PROBLEM
Each line in the listing is to be restated exactly.

GIVEN ENTRIES
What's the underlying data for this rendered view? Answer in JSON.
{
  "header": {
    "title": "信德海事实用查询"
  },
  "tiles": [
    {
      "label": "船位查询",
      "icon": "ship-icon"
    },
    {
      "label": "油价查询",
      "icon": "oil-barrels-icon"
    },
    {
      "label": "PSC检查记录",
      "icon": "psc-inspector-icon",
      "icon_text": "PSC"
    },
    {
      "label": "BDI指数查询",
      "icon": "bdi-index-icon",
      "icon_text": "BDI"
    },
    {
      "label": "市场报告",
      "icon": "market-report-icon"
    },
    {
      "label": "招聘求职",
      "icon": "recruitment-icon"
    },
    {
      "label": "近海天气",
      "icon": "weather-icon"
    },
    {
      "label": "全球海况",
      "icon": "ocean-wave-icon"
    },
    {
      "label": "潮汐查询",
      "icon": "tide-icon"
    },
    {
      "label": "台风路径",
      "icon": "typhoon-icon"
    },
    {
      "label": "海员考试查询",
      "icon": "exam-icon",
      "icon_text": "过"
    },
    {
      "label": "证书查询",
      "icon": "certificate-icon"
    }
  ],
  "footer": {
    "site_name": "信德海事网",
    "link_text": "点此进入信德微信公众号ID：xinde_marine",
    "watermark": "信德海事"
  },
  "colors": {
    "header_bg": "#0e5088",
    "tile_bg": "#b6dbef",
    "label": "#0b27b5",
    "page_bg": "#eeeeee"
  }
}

EXERCISE OUTPUT
What's the underlying data for this rendered view? Answer in JSON.
{
  "header": {
    "title": "信德海事实用查询"
  },
  "tiles": [
    {
      "label": "船位查询",
      "icon": "ship-icon"
    },
    {
      "label": "油价查询",
      "icon": "oil-barrels-icon"
    },
    {
      "label": "PSC检查记录",
      "icon": "psc-inspector-icon",
      "icon_text": "PSC"
    },
    {
      "label": "BDI指数查询",
      "icon": "bdi-index-icon",
      "icon_text": "BDI"
    },
    {
      "label": "市场报告",
      "icon": "market-report-icon"
    },
    {
      "label": "招聘求职",
      "icon": "recruitment-icon"
    },
    {
      "label": "近海天气",
      "icon": "weather-icon"
    },
    {
      "label": "全球海况",
      "icon": "ocean-wave-icon"
    },
    {
      "label": "潮汐查询",
      "icon": "tide-icon"
    },
    {
      "label": "台风路径",
      "icon": "typhoon-icon"
    },
    {
      "label": "海员考试查询",
      "icon": "exam-icon",
      "icon_text": "过"
    },
    {
      "label": "证书查询",
      "icon": "certificate-icon"
    }
  ],
  "footer": {
    "site_name": "信德海事网",
    "link_text": "点此进入信德微信公众号ID：xinde_marine",
    "watermark": "信德海事"
  },
  "colors": {
    "header_bg": "#0e5088",
    "tile_bg": "#b6dbef",
    "label": "#0b27b5",
    "page_bg": "#eeeeee"
  }
}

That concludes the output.